REQUIRED WORK => Write out every entry again exactly as it stands.
** Opening RECORDS SHOWN block **
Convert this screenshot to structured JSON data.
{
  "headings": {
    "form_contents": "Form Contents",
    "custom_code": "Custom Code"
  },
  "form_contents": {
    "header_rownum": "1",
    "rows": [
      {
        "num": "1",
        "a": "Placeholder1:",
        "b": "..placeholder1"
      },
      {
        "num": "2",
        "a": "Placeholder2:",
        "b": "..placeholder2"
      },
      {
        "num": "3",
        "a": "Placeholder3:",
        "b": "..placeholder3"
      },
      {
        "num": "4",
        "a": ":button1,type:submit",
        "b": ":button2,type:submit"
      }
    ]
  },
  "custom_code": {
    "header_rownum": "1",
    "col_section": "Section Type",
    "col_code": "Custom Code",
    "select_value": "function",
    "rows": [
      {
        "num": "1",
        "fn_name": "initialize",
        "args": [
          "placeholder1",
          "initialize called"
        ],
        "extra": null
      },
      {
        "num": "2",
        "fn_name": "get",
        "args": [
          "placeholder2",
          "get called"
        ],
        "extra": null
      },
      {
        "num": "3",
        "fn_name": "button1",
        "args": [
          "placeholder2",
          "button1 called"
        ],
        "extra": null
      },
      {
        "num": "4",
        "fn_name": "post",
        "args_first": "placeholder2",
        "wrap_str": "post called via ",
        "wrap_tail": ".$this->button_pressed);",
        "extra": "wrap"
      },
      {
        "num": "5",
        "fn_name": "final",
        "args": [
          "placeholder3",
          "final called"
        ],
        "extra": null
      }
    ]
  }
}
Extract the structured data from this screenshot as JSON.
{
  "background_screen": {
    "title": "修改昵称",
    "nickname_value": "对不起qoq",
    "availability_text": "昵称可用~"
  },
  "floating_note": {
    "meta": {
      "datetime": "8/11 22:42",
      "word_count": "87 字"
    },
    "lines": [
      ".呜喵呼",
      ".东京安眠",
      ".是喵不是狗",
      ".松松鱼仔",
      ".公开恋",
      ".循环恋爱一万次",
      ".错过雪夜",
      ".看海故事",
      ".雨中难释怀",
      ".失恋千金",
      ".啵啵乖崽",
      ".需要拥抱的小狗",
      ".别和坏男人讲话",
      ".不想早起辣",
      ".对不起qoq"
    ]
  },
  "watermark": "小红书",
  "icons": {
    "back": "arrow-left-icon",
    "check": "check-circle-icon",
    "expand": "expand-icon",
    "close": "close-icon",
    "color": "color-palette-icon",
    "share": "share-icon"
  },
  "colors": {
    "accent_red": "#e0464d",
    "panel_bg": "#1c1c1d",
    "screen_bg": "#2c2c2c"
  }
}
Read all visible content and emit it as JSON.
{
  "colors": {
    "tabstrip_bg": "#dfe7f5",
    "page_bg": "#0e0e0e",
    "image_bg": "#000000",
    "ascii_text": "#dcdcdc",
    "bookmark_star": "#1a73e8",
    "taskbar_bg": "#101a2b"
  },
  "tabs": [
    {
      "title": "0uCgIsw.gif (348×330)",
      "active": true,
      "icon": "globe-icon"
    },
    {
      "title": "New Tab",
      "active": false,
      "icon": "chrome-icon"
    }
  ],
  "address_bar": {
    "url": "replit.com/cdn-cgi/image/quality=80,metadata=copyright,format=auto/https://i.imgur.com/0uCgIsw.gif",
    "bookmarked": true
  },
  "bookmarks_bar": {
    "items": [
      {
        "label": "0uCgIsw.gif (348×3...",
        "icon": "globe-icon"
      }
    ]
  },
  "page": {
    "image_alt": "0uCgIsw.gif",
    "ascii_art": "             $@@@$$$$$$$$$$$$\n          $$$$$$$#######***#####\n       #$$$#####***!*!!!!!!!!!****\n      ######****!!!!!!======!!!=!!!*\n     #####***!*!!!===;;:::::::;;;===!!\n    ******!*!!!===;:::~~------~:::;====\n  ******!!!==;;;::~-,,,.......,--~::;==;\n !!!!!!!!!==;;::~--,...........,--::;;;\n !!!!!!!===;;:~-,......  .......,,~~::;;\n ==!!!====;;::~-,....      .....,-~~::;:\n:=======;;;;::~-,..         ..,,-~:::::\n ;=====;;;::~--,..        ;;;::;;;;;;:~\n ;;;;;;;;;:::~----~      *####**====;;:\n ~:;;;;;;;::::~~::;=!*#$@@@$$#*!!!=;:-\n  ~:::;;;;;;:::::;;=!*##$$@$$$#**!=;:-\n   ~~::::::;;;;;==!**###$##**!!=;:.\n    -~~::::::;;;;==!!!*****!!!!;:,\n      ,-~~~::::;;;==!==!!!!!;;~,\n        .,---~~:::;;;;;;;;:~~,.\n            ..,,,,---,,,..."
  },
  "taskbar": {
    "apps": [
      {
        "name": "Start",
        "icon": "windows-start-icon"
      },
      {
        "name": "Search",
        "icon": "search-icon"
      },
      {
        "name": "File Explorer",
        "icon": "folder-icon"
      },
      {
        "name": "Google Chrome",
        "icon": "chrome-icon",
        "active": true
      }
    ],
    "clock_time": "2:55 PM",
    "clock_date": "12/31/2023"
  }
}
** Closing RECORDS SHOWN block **
ANSWER AREA =>
Convert this screenshot to structured JSON data.
{
  "headings": {
    "form_contents": "Form Contents",
    "custom_code": "Custom Code"
  },
  "form_contents": {
    "header_rownum": "1",
    "rows": [
      {
        "num": "1",
        "a": "Placeholder1:",
        "b": "..placeholder1"
      },
      {
        "num": "2",
        "a": "Placeholder2:",
        "b": "..placeholder2"
      },
      {
        "num": "3",
        "a": "Placeholder3:",
        "b": "..placeholder3"
      },
      {
        "num": "4",
        "a": ":button1,type:submit",
        "b": ":button2,type:submit"
      }
    ]
  },
  "custom_code": {
    "header_rownum": "1",
    "col_section": "Section Type",
    "col_code": "Custom Code",
    "select_value": "function",
    "rows": [
      {
        "num": "1",
        "fn_name": "initialize",
        "args": [
          "placeholder1",
          "initialize called"
        ],
        "extra": null
      },
      {
        "num": "2",
        "fn_name": "get",
        "args": [
          "placeholder2",
          "get called"
        ],
        "extra": null
      },
      {
        "num": "3",
        "fn_name": "button1",
        "args": [
          "placeholder2",
          "button1 called"
        ],
        "extra": null
      },
      {
        "num": "4",
        "fn_name": "post",
        "args_first": "placeholder2",
        "wrap_str": "post called via ",
        "wrap_tail": ".$this->button_pressed);",
        "extra": "wrap"
      },
      {
        "num": "5",
        "fn_name": "final",
        "args": [
          "placeholder3",
          "final called"
        ],
        "extra": null
      }
    ]
  }
}
Extract the structured data from this screenshot as JSON.
{
  "background_screen": {
    "title": "修改昵称",
    "nickname_value": "对不起qoq",
    "availability_text": "昵称可用~"
  },
  "floating_note": {
    "meta": {
      "datetime": "8/11 22:42",
      "word_count": "87 字"
    },
    "lines": [
      ".呜喵呼",
      ".东京安眠",
      ".是喵不是狗",
      ".松松鱼仔",
      ".公开恋",
      ".循环恋爱一万次",
      ".错过雪夜",
      ".看海故事",
      ".雨中难释怀",
      ".失恋千金",
      ".啵啵乖崽",
      ".需要拥抱的小狗",
      ".别和坏男人讲话",
      ".不想早起辣",
      ".对不起qoq"
    ]
  },
  "watermark": "小红书",
  "icons": {
    "back": "arrow-left-icon",
    "check": "check-circle-icon",
    "expand": "expand-icon",
    "close": "close-icon",
    "color": "color-palette-icon",
    "share": "share-icon"
  },
  "colors": {
    "accent_red": "#e0464d",
    "panel_bg": "#1c1c1d",
    "screen_bg": "#2c2c2c"
  }
}
Read all visible content and emit it as JSON.
{
  "colors": {
    "tabstrip_bg": "#dfe7f5",
    "page_bg": "#0e0e0e",
    "image_bg": "#000000",
    "ascii_text": "#dcdcdc",
    "bookmark_star": "#1a73e8",
    "taskbar_bg": "#101a2b"
  },
  "tabs": [
    {
      "title": "0uCgIsw.gif (348×330)",
      "active": true,
      "icon": "globe-icon"
    },
    {
      "title": "New Tab",
      "active": false,
      "icon": "chrome-icon"
    }
  ],
  "address_bar": {
    "url": "replit.com/cdn-cgi/image/quality=80,metadata=copyright,format=auto/https://i.imgur.com/0uCgIsw.gif",
    "bookmarked": true
  },
  "bookmarks_bar": {
    "items": [
      {
        "label": "0uCgIsw.gif (348×3...",
        "icon": "globe-icon"
      }
    ]
  },
  "page": {
    "image_alt": "0uCgIsw.gif",
    "ascii_art": "             $@@@$$$$$$$$$$$$\n          $$$$$$$#######***#####\n       #$$$#####***!*!!!!!!!!!****\n      ######****!!!!!!======!!!=!!!*\n     #####***!*!!!===;;:::::::;;;===!!\n    ******!*!!!===;:::~~------~:::;====\n  ******!!!==;;;::~-,,,.......,--~::;==;\n !!!!!!!!!==;;::~--,...........,--::;;;\n !!!!!!!===;;:~-,......  .......,,~~::;;\n ==!!!====;;::~-,....      .....,-~~::;:\n:=======;;;;::~-,..         ..,,-~:::::\n ;=====;;;::~--,..        ;;;::;;;;;;:~\n ;;;;;;;;;:::~----~      *####**====;;:\n ~:;;;;;;;::::~~::;=!*#$@@@$$#*!!!=;:-\n  ~:::;;;;;;:::::;;=!*##$$@$$$#**!=;:-\n   ~~::::::;;;;;==!**###$##**!!=;:.\n    -~~::::::;;;;==!!!*****!!!!;:,\n      ,-~~~::::;;;==!==!!!!!;;~,\n        .,---~~:::;;;;;;;;:~~,.\n            ..,,,,---,,,..."
  },
  "taskbar": {
    "apps": [
      {
        "name": "Start",
        "icon": "windows-start-icon"
      },
      {
        "name": "Search",
        "icon": "search-icon"
      },
      {
        "name": "File Explorer",
        "icon": "folder-icon"
      },
      {
        "name": "Google Chrome",
        "icon": "chrome-icon",
        "active": true
      }
    ],
    "clock_time": "2:55 PM",
    "clock_date": "12/31/2023"
  }
}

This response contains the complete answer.